Other online scams
Fake job advertisements
Various ads posted online or on the street promising impressive income (sometimes even guaranteeing it) for not a lot of work have become widespread. If it sounds too good to be true, then it usually is.
Also, beware of various work-from-home or amazing business opportunity scams that often target unsuspecting people looking through online employment listings for a new, or change of job. Often, such scams are designed to enrich the promoter and not you. Visit the Federal Government's SCAMwatch site for more detail.
Transferring money for someone else
Sometimes called ' mule recruiting', this is a rapidly growing scam. Fraudsters advertise on the Internet enticing individuals to become money transfer agents. In effect, participants are involved in money laundering.
You should ask yourself the following questions about the so-called job offer:
- Why was no interview conducted for the job offer?
- Why weren't you asked for a resume and other documents normally required for a job interview
- Why would someone who you have never met entrust you with money?
- Why the need to transfer money via Australia when the 'employer' (the fraudster) is sometimes located in another country, for example Russia?

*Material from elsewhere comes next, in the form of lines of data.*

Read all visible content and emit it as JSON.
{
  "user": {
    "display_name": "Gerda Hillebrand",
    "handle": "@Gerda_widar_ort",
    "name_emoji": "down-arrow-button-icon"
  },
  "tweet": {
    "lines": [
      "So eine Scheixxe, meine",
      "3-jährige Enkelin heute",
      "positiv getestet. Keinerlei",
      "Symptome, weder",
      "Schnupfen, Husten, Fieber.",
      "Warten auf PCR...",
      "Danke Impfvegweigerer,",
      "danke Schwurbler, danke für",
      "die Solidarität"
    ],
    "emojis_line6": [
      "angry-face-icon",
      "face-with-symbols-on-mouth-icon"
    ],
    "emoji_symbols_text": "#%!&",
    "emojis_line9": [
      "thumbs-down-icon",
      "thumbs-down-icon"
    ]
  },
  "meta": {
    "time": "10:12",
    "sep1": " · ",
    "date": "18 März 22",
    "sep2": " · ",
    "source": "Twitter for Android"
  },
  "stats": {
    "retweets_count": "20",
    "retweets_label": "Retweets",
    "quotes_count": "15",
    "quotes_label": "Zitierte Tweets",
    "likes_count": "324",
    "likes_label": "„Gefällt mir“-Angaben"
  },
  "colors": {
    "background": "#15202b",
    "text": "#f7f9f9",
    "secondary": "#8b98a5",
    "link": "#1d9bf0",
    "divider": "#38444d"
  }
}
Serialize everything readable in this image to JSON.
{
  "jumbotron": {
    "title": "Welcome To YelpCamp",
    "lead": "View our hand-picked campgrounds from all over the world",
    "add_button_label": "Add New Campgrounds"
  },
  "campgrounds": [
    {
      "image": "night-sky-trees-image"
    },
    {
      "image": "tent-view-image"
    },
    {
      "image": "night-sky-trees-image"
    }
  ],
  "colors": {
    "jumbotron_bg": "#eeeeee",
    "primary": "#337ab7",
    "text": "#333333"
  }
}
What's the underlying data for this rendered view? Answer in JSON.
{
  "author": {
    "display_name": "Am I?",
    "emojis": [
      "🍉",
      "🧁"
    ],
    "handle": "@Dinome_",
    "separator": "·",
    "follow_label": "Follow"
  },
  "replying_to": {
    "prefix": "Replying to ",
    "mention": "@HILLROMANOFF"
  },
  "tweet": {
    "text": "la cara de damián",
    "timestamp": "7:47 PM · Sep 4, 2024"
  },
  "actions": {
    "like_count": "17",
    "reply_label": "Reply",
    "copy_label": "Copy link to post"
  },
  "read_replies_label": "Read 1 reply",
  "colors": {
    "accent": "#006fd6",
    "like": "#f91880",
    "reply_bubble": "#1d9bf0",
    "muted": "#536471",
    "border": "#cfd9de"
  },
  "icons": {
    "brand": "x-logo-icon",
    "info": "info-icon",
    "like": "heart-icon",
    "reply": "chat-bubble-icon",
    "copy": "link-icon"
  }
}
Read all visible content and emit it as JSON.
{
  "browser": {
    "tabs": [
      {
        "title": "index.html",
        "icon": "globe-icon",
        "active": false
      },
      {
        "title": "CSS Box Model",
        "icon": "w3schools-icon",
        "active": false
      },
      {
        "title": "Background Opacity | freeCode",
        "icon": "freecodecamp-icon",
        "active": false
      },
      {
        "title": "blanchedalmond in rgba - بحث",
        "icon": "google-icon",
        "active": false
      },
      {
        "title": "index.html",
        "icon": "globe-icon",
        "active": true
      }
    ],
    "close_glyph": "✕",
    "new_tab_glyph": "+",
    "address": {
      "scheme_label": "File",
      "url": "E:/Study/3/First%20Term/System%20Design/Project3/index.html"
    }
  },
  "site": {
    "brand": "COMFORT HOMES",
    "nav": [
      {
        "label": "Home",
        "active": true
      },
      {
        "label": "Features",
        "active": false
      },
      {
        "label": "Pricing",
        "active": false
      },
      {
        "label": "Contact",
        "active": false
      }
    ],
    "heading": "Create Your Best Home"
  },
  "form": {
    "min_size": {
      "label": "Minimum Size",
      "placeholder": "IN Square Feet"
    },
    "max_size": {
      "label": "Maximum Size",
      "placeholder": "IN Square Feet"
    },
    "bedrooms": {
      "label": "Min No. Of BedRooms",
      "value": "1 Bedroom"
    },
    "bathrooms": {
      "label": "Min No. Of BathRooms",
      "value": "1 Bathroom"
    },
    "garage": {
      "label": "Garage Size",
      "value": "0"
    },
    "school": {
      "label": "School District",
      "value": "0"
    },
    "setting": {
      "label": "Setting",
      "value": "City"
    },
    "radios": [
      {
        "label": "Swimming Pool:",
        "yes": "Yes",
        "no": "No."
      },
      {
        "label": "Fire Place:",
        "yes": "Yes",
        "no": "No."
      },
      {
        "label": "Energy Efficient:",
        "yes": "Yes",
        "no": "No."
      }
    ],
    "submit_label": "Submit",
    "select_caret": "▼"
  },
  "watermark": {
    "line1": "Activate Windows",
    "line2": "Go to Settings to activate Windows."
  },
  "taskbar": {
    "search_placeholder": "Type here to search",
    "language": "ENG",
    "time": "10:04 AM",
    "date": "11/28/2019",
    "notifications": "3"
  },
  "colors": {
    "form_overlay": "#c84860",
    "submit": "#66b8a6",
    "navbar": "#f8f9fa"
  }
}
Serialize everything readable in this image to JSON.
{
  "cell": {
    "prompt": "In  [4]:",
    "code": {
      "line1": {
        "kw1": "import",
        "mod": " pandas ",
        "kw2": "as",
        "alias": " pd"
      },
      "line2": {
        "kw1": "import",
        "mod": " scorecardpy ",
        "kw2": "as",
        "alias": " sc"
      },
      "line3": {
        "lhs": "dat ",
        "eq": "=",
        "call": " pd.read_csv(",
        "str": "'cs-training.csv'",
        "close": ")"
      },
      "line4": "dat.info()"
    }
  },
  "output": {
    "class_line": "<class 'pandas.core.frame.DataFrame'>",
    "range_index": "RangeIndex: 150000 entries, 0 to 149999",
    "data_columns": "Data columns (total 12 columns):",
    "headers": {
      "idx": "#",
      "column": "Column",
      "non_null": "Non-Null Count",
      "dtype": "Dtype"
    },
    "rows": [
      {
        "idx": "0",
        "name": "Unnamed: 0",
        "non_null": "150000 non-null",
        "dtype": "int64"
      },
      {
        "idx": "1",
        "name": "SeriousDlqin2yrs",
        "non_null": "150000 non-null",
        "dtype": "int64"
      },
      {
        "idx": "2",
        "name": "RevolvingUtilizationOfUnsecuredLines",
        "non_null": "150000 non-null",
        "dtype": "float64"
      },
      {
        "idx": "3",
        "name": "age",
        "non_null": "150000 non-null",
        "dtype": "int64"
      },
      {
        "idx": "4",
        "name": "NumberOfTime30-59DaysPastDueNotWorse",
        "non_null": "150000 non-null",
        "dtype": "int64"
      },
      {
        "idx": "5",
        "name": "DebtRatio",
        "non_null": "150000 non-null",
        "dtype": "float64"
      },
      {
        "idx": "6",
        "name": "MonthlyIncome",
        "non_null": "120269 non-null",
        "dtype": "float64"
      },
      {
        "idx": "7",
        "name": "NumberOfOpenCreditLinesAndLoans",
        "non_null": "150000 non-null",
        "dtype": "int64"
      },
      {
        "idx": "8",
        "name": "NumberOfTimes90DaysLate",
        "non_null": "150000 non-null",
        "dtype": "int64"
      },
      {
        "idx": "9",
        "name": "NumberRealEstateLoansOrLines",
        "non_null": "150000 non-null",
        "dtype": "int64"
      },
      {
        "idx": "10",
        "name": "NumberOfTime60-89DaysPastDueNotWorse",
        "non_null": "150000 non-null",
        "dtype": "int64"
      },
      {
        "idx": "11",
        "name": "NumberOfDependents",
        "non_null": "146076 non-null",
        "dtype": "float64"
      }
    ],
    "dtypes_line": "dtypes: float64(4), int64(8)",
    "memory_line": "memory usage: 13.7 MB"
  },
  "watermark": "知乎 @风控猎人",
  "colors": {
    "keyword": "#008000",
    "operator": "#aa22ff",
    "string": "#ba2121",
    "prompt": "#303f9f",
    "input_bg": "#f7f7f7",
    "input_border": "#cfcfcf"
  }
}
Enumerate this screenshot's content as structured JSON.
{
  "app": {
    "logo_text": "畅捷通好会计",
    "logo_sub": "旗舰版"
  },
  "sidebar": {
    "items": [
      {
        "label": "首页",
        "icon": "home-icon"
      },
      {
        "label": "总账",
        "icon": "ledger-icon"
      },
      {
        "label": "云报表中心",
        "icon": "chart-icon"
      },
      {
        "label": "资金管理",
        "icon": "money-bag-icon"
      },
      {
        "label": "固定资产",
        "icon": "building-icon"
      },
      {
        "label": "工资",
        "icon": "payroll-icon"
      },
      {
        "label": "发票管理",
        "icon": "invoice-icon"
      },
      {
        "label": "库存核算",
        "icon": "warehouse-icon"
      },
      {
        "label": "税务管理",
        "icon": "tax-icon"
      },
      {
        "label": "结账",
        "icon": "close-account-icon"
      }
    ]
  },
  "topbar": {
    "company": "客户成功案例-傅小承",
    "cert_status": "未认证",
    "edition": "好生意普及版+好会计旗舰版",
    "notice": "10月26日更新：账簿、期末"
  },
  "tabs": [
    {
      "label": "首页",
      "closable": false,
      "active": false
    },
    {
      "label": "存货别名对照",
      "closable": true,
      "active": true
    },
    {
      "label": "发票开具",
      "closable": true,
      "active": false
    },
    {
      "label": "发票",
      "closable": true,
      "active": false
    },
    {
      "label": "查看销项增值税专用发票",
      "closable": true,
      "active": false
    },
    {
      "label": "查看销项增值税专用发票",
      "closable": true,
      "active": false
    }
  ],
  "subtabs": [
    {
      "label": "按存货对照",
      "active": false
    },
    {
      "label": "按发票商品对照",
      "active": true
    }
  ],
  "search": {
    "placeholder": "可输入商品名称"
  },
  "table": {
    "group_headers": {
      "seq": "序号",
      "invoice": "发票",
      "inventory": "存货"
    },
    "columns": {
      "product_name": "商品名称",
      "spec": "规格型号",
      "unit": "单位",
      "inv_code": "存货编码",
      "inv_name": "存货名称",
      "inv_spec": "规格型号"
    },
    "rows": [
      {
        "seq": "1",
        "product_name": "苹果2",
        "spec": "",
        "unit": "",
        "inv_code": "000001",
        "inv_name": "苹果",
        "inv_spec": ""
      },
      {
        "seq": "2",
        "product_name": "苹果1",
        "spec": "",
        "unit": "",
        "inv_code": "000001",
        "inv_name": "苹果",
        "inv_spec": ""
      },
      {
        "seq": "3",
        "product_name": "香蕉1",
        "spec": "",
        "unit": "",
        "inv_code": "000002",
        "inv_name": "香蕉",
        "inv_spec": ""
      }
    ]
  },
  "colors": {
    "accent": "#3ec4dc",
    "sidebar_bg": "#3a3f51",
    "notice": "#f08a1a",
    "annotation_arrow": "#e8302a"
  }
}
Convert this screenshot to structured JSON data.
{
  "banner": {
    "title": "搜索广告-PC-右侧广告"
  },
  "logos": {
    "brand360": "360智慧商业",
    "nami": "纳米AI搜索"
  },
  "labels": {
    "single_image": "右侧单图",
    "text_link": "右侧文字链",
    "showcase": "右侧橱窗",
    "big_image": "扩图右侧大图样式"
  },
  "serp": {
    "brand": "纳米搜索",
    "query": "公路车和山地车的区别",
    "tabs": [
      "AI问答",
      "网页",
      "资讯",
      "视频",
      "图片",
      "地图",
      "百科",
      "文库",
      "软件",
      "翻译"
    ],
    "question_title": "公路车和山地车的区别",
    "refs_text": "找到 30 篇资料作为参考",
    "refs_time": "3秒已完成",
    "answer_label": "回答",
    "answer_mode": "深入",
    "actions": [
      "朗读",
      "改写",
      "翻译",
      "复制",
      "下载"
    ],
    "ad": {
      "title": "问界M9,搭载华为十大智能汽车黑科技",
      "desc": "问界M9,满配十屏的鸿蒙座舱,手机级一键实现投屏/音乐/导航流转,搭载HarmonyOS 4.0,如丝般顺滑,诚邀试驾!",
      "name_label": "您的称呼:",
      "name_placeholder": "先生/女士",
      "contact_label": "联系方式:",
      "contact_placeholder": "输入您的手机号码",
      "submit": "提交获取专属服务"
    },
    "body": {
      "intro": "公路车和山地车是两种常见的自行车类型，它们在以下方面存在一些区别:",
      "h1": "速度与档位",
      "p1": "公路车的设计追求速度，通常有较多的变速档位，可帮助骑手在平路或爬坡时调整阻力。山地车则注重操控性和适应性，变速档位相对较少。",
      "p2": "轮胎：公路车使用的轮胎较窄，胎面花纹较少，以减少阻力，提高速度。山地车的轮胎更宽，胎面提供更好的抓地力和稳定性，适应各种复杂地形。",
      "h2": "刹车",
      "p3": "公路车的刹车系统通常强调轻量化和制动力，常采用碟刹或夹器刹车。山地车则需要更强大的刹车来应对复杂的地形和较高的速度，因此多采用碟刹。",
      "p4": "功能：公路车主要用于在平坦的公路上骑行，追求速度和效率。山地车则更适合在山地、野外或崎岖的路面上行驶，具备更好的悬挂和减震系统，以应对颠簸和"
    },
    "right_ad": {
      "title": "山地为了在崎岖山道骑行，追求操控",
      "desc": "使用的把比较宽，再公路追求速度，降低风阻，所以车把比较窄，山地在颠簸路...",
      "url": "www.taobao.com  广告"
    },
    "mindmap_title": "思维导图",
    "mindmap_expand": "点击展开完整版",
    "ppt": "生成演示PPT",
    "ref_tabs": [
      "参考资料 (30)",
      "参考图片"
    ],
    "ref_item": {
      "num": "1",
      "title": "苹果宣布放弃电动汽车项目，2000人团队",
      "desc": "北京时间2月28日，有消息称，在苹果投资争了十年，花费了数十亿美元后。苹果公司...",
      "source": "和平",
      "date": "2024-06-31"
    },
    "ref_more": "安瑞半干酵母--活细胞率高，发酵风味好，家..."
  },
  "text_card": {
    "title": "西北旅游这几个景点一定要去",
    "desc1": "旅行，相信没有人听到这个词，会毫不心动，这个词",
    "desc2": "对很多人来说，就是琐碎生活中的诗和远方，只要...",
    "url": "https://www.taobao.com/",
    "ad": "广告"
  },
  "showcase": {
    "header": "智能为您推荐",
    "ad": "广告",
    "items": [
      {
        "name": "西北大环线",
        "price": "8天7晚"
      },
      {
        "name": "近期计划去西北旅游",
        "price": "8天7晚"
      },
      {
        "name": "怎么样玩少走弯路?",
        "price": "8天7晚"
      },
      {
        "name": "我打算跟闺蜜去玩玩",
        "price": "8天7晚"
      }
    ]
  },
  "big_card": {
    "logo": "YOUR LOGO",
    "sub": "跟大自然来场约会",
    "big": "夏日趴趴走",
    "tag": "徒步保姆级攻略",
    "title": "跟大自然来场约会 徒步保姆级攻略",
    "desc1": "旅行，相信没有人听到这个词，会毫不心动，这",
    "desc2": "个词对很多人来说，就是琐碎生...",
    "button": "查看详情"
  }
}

These circumstances are highly unusual and should raise suspicion. So be wary of this type of scam - if the job advertisement looks too good to be true, then it usually is.